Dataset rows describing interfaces
◇ ◇ ◇ ◇
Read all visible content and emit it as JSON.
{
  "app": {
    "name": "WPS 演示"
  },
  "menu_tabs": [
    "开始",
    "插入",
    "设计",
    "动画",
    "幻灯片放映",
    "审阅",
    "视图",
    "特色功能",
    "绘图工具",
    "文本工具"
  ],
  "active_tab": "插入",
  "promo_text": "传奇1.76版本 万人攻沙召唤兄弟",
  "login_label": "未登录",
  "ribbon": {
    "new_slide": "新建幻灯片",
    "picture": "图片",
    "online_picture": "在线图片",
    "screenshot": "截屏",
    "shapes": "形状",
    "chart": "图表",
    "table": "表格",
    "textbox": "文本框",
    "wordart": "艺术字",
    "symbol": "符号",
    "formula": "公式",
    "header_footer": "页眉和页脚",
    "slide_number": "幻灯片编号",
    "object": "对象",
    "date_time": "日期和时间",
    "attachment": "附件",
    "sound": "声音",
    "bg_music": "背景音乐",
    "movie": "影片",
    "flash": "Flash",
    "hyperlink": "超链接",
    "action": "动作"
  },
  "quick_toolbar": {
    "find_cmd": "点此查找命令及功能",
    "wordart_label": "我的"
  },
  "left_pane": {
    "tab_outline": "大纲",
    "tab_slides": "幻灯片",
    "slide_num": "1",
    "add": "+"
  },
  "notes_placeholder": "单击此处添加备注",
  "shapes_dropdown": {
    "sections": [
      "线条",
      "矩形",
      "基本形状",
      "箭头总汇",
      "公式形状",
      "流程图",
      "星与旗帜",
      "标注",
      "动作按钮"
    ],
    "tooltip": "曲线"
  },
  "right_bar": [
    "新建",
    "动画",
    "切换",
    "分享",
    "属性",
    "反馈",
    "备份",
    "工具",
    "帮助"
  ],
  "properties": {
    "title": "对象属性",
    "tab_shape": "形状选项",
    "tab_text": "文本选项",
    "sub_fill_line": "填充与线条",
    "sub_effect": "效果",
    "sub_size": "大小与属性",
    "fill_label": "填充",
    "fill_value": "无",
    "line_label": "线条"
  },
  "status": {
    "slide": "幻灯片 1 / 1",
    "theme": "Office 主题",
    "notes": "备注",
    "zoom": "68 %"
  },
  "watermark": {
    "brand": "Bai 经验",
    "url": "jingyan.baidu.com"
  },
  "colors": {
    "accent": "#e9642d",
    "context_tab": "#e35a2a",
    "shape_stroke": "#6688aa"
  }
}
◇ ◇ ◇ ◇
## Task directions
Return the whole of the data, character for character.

## Reply
Read all visible content and emit it as JSON.
{
  "app": {
    "name": "WPS 演示"
  },
  "menu_tabs": [
    "开始",
    "插入",
    "设计",
    "动画",
    "幻灯片放映",
    "审阅",
    "视图",
    "特色功能",
    "绘图工具",
    "文本工具"
  ],
  "active_tab": "插入",
  "promo_text": "传奇1.76版本 万人攻沙召唤兄弟",
  "login_label": "未登录",
  "ribbon": {
    "new_slide": "新建幻灯片",
    "picture": "图片",
    "online_picture": "在线图片",
    "screenshot": "截屏",
    "shapes": "形状",
    "chart": "图表",
    "table": "表格",
    "textbox": "文本框",
    "wordart": "艺术字",
    "symbol": "符号",
    "formula": "公式",
    "header_footer": "页眉和页脚",
    "slide_number": "幻灯片编号",
    "object": "对象",
    "date_time": "日期和时间",
    "attachment": "附件",
    "sound": "声音",
    "bg_music": "背景音乐",
    "movie": "影片",
    "flash": "Flash",
    "hyperlink": "超链接",
    "action": "动作"
  },
  "quick_toolbar": {
    "find_cmd": "点此查找命令及功能",
    "wordart_label": "我的"
  },
  "left_pane": {
    "tab_outline": "大纲",
    "tab_slides": "幻灯片",
    "slide_num": "1",
    "add": "+"
  },
  "notes_placeholder": "单击此处添加备注",
  "shapes_dropdown": {
    "sections": [
      "线条",
      "矩形",
      "基本形状",
      "箭头总汇",
      "公式形状",
      "流程图",
      "星与旗帜",
      "标注",
      "动作按钮"
    ],
    "tooltip": "曲线"
  },
  "right_bar": [
    "新建",
    "动画",
    "切换",
    "分享",
    "属性",
    "反馈",
    "备份",
    "工具",
    "帮助"
  ],
  "properties": {
    "title": "对象属性",
    "tab_shape": "形状选项",
    "tab_text": "文本选项",
    "sub_fill_line": "填充与线条",
    "sub_effect": "效果",
    "sub_size": "大小与属性",
    "fill_label": "填充",
    "fill_value": "无",
    "line_label": "线条"
  },
  "status": {
    "slide": "幻灯片 1 / 1",
    "theme": "Office 主题",
    "notes": "备注",
    "zoom": "68 %"
  },
  "watermark": {
    "brand": "Bai 经验",
    "url": "jingyan.baidu.com"
  },
  "colors": {
    "accent": "#e9642d",
    "context_tab": "#e35a2a",
    "shape_stroke": "#6688aa"
  }
}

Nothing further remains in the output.